◆ Exercise: From the records below, take each line where the string "JSON" shows up and copy it.
━━━━━━━━━━━━━━━━━━━━━━━━━━━━━━
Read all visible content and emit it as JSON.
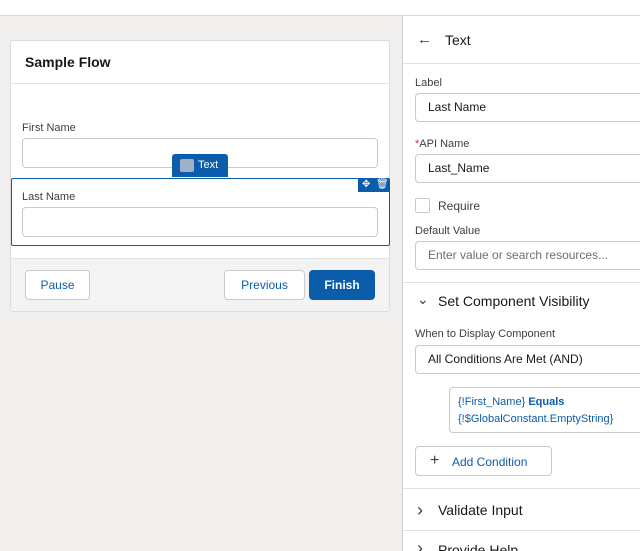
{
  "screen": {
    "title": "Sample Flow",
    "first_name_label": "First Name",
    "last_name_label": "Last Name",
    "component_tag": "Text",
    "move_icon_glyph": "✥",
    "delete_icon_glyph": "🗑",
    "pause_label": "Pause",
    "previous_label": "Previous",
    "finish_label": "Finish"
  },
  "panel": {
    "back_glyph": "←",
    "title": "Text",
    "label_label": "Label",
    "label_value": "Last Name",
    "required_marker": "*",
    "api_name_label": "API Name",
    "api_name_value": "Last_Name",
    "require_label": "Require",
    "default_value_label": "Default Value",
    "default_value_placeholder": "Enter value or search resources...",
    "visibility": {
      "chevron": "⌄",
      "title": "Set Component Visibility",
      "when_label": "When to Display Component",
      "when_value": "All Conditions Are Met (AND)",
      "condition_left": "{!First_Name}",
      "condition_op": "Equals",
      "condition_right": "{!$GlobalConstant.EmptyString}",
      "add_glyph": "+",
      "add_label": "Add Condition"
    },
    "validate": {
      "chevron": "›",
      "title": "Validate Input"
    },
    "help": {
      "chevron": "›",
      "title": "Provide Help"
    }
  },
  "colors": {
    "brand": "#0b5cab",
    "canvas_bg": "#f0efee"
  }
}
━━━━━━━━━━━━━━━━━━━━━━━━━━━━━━
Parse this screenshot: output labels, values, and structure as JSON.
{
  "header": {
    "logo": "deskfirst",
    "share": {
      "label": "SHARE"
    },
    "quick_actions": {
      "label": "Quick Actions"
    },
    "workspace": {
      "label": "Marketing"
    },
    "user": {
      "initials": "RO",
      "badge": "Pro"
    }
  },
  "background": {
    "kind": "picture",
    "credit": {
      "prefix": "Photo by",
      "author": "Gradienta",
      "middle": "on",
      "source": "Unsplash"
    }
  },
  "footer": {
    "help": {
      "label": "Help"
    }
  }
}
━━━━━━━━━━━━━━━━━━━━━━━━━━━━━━
◆ Response area:
Read all visible content and emit it as JSON.
Parse this screenshot: output labels, values, and structure as JSON.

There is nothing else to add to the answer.